 Here’s the back of the package (click image to enlarge). Contains shrimp. To prepare, add noodle block to 380ml water and cook for 3 minutes. Add in sachet contents and stir – enjoy!

The noodle block.

A dry seasoning sachet.

Seasoning and non-dairy creamer.

A large paste sachet.

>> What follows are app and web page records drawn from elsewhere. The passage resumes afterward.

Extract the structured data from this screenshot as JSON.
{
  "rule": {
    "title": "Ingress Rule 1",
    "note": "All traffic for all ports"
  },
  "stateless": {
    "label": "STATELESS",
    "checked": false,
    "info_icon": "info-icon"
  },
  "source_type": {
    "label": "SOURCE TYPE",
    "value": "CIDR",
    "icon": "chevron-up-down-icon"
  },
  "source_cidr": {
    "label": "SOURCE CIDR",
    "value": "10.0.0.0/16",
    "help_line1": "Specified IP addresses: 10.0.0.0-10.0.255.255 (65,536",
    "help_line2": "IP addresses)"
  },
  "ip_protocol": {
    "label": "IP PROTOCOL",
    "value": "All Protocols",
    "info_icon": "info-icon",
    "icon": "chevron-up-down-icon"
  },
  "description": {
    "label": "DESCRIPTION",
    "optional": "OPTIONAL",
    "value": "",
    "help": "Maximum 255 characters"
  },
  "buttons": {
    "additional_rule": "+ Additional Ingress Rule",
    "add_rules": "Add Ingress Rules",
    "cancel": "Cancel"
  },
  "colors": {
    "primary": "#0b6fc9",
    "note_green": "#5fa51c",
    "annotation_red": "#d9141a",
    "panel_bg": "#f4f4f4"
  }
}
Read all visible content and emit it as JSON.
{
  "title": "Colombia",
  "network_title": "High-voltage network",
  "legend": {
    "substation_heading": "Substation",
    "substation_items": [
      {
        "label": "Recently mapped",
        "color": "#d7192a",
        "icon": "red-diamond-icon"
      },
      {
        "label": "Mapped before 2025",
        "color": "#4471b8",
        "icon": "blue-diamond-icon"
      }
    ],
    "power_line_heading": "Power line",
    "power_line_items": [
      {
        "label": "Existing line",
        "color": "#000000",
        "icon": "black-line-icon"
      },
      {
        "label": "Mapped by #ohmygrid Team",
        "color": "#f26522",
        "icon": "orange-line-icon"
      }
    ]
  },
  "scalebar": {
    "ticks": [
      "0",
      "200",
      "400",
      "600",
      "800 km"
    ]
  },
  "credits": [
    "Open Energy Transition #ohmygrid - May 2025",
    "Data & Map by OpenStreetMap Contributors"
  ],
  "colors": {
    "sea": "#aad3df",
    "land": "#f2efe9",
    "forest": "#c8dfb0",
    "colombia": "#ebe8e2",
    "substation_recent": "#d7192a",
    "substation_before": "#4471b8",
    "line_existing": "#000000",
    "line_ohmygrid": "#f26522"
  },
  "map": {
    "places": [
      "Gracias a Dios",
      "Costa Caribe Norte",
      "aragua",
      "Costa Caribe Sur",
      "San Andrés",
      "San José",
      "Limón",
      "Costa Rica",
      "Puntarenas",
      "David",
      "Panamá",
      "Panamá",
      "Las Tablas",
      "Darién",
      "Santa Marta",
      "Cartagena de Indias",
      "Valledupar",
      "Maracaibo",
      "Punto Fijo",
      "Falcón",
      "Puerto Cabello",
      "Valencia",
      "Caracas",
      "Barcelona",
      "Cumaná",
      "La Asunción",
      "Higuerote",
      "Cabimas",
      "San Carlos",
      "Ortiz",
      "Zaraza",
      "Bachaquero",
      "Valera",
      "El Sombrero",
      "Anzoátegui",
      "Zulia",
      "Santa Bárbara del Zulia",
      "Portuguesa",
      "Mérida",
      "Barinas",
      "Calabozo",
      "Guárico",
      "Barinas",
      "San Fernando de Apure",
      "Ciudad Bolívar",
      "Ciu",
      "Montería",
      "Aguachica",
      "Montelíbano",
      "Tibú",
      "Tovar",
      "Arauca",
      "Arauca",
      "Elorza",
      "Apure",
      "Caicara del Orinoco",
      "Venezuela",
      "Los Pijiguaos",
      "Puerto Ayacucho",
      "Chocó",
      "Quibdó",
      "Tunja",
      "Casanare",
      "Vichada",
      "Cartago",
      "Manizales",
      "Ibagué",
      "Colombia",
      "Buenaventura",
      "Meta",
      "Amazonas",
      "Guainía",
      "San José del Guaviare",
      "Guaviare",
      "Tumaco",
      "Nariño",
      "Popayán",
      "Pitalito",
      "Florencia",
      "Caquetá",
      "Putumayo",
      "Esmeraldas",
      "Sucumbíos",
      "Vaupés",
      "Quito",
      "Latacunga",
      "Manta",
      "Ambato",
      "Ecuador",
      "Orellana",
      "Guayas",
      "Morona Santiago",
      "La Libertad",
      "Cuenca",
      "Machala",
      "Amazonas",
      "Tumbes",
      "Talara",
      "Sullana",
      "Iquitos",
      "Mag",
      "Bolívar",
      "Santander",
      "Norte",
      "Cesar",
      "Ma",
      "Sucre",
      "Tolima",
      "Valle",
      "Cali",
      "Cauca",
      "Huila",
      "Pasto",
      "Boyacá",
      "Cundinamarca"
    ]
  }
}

Has a very nice scent of shrimp!

 

Finished (click image to enlarge). Added tau pok (tofu puff), fishballs, Chinese long bean and sweet onion. The noodles have a good chewiness and familiar gauge. The broth had it’s pros and consd. The pro here is that it’s very spicy which I like (knowing there’s a spicier version it kind of surprising given the heat on this one) and the flavor is quite nice with a good shrimp flavor – although I would have enjoyed it if it were a little stronger – not in heat but in taste. Quite nice though! 4.5 out of 5.0 stars. EAN bar code 9555463203006.

Cradle of Flavor: Home Cooking from the Spice Islands of Indonesia, Singapore, and Malaysia – (from Amazon) – Just when you thought you knew everything about Asian food, along comes James Oseland’s Cradle of Flavor. Oseland has spent two decades exploring the foods of the Spice Islands. Few can introduce us to the birthplace of spice as he does. He brings us the Nyonya dishes of Singapore and Malaysia, the fiery specialties of West Sumatra, and the spicy-aromatic stews of Java. Oseland culled his recipes from twenty years of intimate contact with home cooks and diverse markets. He presents them here in easily made, accessible recipes, perfect for today’s home cook. Included is a helpful glossary (illustrated in color in one of the picture sections) of all the ingredients you need to make the dishes and where and how to buy them. With Cradle of Flavor, fans of Javanese Satay, Singaporean Stir-Fried Noodles, and Indonesian curries can finally make them in their own kitchen.

[yoiutube http://youtu.be/PY4Ywx0C5fU]Here’s a neat one – 5 strange street foods from Malaysia!

Products cooked according to package instructions. Product reviews done prior to adding any additional ingredients.

Leave a Reply